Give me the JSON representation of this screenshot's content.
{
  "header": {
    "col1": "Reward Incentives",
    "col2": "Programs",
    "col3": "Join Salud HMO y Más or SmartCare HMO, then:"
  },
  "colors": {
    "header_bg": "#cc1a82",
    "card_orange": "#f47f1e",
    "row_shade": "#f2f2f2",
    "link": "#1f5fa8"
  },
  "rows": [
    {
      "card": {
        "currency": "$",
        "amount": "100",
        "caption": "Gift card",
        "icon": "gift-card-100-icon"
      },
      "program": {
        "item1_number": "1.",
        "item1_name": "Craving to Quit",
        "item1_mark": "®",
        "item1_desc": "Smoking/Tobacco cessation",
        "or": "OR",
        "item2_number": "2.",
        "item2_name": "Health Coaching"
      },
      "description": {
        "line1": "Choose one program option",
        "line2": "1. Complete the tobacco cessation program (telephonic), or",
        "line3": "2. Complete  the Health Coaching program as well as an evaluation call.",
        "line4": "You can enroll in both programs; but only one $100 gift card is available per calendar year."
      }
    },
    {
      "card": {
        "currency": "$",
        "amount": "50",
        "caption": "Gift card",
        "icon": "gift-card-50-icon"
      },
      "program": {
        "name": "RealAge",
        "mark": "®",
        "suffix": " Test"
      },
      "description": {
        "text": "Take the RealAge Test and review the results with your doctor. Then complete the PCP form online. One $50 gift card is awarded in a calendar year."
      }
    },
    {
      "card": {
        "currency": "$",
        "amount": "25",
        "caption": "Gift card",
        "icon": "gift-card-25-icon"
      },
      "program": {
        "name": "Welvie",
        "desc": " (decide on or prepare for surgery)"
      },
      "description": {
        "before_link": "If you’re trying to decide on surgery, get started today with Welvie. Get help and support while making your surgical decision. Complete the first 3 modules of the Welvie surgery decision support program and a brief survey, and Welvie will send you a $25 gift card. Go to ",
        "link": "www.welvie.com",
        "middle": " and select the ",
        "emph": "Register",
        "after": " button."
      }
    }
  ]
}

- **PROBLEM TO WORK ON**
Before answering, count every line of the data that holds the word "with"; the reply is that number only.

- **FINISHED TASK**
2